Directions for this task: Could you output each record below exactly as it stands and leave the pictures out?

--- --- ---

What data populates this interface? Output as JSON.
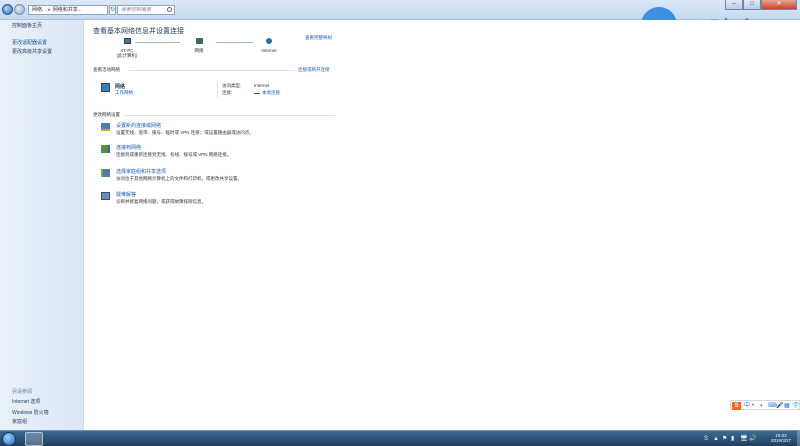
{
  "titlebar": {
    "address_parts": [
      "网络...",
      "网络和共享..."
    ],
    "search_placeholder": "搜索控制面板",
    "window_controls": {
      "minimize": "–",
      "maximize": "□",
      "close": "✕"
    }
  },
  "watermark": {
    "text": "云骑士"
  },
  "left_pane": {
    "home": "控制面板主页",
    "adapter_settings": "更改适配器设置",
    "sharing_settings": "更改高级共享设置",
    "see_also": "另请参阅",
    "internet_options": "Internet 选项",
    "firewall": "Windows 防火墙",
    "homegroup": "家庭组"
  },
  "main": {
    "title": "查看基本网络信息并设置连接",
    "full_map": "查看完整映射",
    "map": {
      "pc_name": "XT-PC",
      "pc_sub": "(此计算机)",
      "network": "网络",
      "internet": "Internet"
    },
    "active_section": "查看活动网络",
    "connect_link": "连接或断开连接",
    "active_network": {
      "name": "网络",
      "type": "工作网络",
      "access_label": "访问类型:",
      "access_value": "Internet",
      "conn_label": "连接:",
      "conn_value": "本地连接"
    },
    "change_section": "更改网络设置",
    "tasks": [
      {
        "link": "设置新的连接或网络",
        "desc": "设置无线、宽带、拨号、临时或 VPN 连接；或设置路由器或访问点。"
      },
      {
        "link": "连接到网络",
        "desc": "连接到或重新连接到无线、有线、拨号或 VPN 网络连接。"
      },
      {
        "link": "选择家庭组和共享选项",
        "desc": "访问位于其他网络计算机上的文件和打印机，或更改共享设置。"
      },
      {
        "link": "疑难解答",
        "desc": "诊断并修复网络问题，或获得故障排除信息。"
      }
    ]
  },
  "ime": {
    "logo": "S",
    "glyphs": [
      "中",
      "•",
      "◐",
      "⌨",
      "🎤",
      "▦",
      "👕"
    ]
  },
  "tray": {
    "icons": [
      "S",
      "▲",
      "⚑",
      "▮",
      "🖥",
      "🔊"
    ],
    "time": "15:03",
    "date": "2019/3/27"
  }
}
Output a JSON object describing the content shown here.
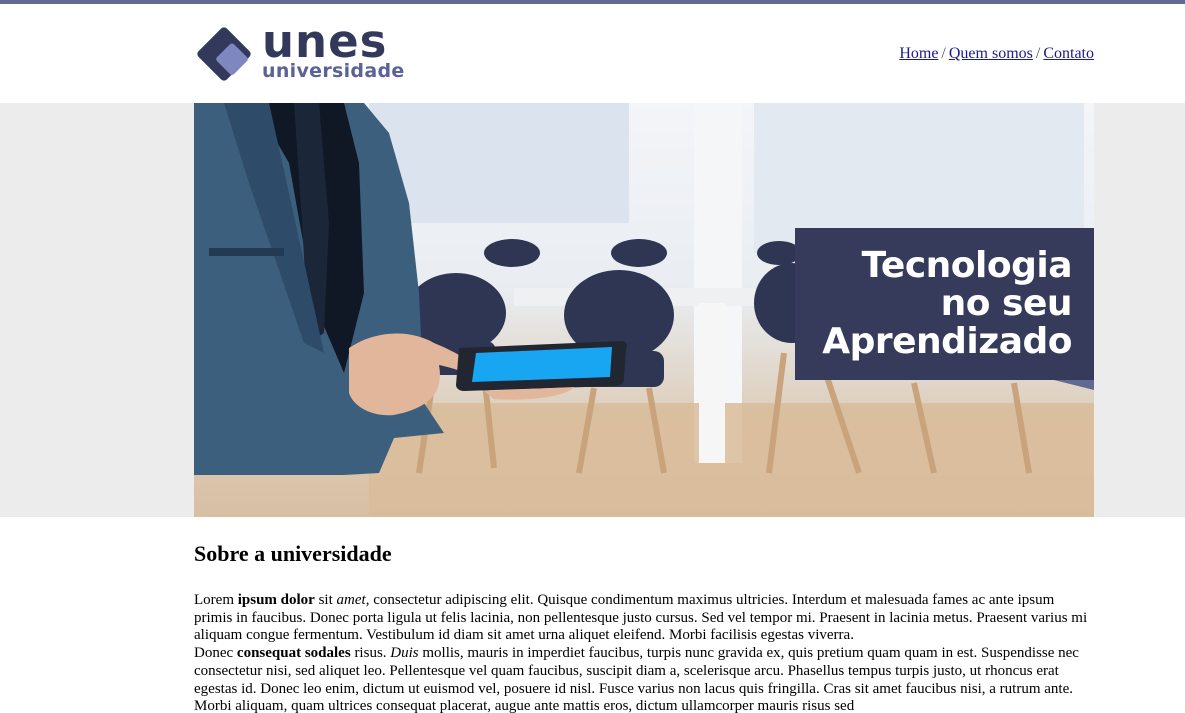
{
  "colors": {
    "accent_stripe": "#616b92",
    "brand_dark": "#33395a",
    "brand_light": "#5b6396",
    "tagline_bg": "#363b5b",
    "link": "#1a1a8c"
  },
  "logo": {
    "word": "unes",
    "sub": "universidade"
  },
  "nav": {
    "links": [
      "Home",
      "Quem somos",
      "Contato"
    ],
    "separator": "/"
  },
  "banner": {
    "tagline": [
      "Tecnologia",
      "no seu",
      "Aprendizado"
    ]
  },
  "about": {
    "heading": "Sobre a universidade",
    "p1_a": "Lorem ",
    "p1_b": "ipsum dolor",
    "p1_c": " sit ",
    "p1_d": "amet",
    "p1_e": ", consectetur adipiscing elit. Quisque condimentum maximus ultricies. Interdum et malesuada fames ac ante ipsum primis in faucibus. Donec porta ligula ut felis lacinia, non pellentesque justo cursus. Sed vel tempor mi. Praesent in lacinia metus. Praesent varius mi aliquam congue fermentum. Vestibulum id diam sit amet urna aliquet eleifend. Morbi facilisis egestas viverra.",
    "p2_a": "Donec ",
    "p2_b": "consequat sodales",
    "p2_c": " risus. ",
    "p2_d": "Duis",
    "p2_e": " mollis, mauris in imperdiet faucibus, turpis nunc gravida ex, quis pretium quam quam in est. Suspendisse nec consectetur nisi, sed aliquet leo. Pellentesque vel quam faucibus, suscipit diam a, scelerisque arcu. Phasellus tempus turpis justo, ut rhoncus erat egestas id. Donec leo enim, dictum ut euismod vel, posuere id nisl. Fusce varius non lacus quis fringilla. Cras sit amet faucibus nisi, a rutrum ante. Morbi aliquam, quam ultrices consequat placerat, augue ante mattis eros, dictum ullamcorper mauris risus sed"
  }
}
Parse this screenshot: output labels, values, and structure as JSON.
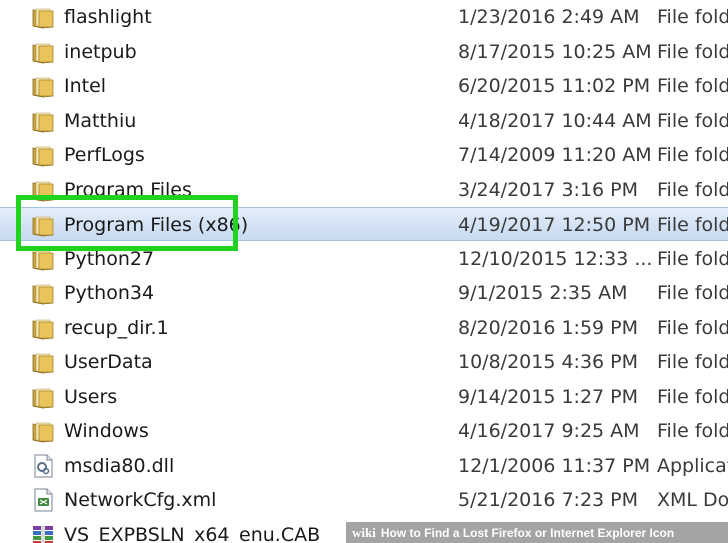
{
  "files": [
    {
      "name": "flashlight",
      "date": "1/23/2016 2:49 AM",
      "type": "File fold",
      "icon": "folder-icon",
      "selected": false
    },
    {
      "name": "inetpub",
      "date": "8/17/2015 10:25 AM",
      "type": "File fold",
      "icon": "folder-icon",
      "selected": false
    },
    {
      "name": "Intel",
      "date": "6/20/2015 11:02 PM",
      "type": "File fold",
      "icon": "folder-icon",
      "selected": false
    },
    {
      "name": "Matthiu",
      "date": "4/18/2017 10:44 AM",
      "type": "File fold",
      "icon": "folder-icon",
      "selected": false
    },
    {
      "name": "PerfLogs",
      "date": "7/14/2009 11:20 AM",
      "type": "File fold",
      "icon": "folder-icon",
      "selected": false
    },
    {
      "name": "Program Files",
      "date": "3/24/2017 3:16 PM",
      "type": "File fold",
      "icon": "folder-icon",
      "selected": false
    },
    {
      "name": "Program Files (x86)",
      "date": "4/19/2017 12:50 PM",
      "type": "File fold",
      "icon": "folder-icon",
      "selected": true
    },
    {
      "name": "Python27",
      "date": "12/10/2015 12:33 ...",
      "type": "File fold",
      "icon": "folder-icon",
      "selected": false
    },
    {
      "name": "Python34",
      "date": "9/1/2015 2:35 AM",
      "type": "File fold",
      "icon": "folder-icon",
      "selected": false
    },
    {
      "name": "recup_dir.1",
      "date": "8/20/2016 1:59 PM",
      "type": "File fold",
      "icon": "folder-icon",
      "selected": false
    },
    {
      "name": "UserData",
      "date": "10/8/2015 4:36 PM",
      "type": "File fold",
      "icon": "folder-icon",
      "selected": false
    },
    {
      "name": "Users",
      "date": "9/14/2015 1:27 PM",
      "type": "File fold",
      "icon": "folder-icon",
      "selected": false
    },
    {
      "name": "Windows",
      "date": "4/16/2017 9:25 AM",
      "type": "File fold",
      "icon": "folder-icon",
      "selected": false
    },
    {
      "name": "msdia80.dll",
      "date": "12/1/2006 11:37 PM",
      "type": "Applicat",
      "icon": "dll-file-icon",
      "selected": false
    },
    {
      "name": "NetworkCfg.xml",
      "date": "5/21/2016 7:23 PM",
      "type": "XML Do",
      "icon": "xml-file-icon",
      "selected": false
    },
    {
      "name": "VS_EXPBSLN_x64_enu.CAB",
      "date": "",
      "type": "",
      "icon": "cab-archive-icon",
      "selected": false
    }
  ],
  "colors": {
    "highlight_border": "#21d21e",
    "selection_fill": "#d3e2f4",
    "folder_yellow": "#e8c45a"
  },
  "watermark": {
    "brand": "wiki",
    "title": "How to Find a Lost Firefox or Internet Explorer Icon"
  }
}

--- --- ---

Result below:
What data populates this interface? Output as JSON.
{
  "titlebar": {
    "address_parts": [
      "网络...",
      "网络和共享..."
    ],
    "search_placeholder": "搜索控制面板",
    "window_controls": {
      "minimize": "–",
      "maximize": "□",
      "close": "✕"
    }
  },
  "watermark": {
    "text": "云骑士"
  },
  "left_pane": {
    "home": "控制面板主页",
    "adapter_settings": "更改适配器设置",
    "sharing_settings": "更改高级共享设置",
    "see_also": "另请参阅",
    "internet_options": "Internet 选项",
    "firewall": "Windows 防火墙",
    "homegroup": "家庭组"
  },
  "main": {
    "title": "查看基本网络信息并设置连接",
    "full_map": "查看完整映射",
    "map": {
      "pc_name": "XT-PC",
      "pc_sub": "(此计算机)",
      "network": "网络",
      "internet": "Internet"
    },
    "active_section": "查看活动网络",
    "connect_link": "连接或断开连接",
    "active_network": {
      "name": "网络",
      "type": "工作网络",
      "access_label": "访问类型:",
      "access_value": "Internet",
      "conn_label": "连接:",
      "conn_value": "本地连接"
    },
    "change_section": "更改网络设置",
    "tasks": [
      {
        "link": "设置新的连接或网络",
        "desc": "设置无线、宽带、拨号、临时或 VPN 连接；或设置路由器或访问点。"
      },
      {
        "link": "连接到网络",
        "desc": "连接到或重新连接到无线、有线、拨号或 VPN 网络连接。"
      },
      {
        "link": "选择家庭组和共享选项",
        "desc": "访问位于其他网络计算机上的文件和打印机，或更改共享设置。"
      },
      {
        "link": "疑难解答",
        "desc": "诊断并修复网络问题，或获得故障排除信息。"
      }
    ]
  },
  "ime": {
    "logo": "S",
    "glyphs": [
      "中",
      "•",
      "◐",
      "⌨",
      "🎤",
      "▦",
      "👕"
    ]
  },
  "tray": {
    "icons": [
      "S",
      "▲",
      "⚑",
      "▮",
      "🖥",
      "🔊"
    ],
    "time": "15:03",
    "date": "2019/3/27"
  }
}
Output a JSON object describing the content shown here.
{
  "colors": {
    "accent_stripe": "#616b92",
    "brand_dark": "#33395a",
    "brand_light": "#5b6396",
    "tagline_bg": "#363b5b",
    "link": "#1a1a8c"
  },
  "logo": {
    "word": "unes",
    "sub": "universidade"
  },
  "nav": {
    "links": [
      "Home",
      "Quem somos",
      "Contato"
    ],
    "separator": "/"
  },
  "banner": {
    "tagline": [
      "Tecnologia",
      "no seu",
      "Aprendizado"
    ]
  },
  "about": {
    "heading": "Sobre a universidade",
    "p1_a": "Lorem ",
    "p1_b": "ipsum dolor",
    "p1_c": " sit ",
    "p1_d": "amet",
    "p1_e": ", consectetur adipiscing elit. Quisque condimentum maximus ultricies. Interdum et malesuada fames ac ante ipsum primis in faucibus. Donec porta ligula ut felis lacinia, non pellentesque justo cursus. Sed vel tempor mi. Praesent in lacinia metus. Praesent varius mi aliquam congue fermentum. Vestibulum id diam sit amet urna aliquet eleifend. Morbi facilisis egestas viverra.",
    "p2_a": "Donec ",
    "p2_b": "consequat sodales",
    "p2_c": " risus. ",
    "p2_d": "Duis",
    "p2_e": " mollis, mauris in imperdiet faucibus, turpis nunc gravida ex, quis pretium quam quam in est. Suspendisse nec consectetur nisi, sed aliquet leo. Pellentesque vel quam faucibus, suscipit diam a, scelerisque arcu. Phasellus tempus turpis justo, ut rhoncus erat egestas id. Donec leo enim, dictum ut euismod vel, posuere id nisl. Fusce varius non lacus quis fringilla. Cras sit amet faucibus nisi, a rutrum ante. Morbi aliquam, quam ultrices consequat placerat, augue ante mattis eros, dictum ullamcorper mauris risus sed"
  }
}
Parse this screenshot: output labels, values, and structure as JSON.
{
  "files": [
    {
      "name": "flashlight",
      "date": "1/23/2016 2:49 AM",
      "type": "File fold",
      "icon": "folder-icon",
      "selected": false
    },
    {
      "name": "inetpub",
      "date": "8/17/2015 10:25 AM",
      "type": "File fold",
      "icon": "folder-icon",
      "selected": false
    },
    {
      "name": "Intel",
      "date": "6/20/2015 11:02 PM",
      "type": "File fold",
      "icon": "folder-icon",
      "selected": false
    },
    {
      "name": "Matthiu",
      "date": "4/18/2017 10:44 AM",
      "type": "File fold",
      "icon": "folder-icon",
      "selected": false
    },
    {
      "name": "PerfLogs",
      "date": "7/14/2009 11:20 AM",
      "type": "File fold",
      "icon": "folder-icon",
      "selected": false
    },
    {
      "name": "Program Files",
      "date": "3/24/2017 3:16 PM",
      "type": "File fold",
      "icon": "folder-icon",
      "selected": false
    },
    {
      "name": "Program Files (x86)",
      "date": "4/19/2017 12:50 PM",
      "type": "File fold",
      "icon": "folder-icon",
      "selected": true
    },
    {
      "name": "Python27",
      "date": "12/10/2015 12:33 ...",
      "type": "File fold",
      "icon": "folder-icon",
      "selected": false
    },
    {
      "name": "Python34",
      "date": "9/1/2015 2:35 AM",
      "type": "File fold",
      "icon": "folder-icon",
      "selected": false
    },
    {
      "name": "recup_dir.1",
      "date": "8/20/2016 1:59 PM",
      "type": "File fold",
      "icon": "folder-icon",
      "selected": false
    },
    {
      "name": "UserData",
      "date": "10/8/2015 4:36 PM",
      "type": "File fold",
      "icon": "folder-icon",
      "selected": false
    },
    {
      "name": "Users",
      "date": "9/14/2015 1:27 PM",
      "type": "File fold",
      "icon": "folder-icon",
      "selected": false
    },
    {
      "name": "Windows",
      "date": "4/16/2017 9:25 AM",
      "type": "File fold",
      "icon": "folder-icon",
      "selected": false
    },
    {
      "name": "msdia80.dll",
      "date": "12/1/2006 11:37 PM",
      "type": "Applicat",
      "icon": "dll-file-icon",
      "selected": false
    },
    {
      "name": "NetworkCfg.xml",
      "date": "5/21/2016 7:23 PM",
      "type": "XML Do",
      "icon": "xml-file-icon",
      "selected": false
    },
    {
      "name": "VS_EXPBSLN_x64_enu.CAB",
      "date": "",
      "type": "",
      "icon": "cab-archive-icon",
      "selected": false
    }
  ],
  "colors": {
    "highlight_border": "#21d21e",
    "selection_fill": "#d3e2f4",
    "folder_yellow": "#e8c45a"
  },
  "watermark": {
    "brand": "wiki",
    "title": "How to Find a Lost Firefox or Internet Explorer Icon"
  }
}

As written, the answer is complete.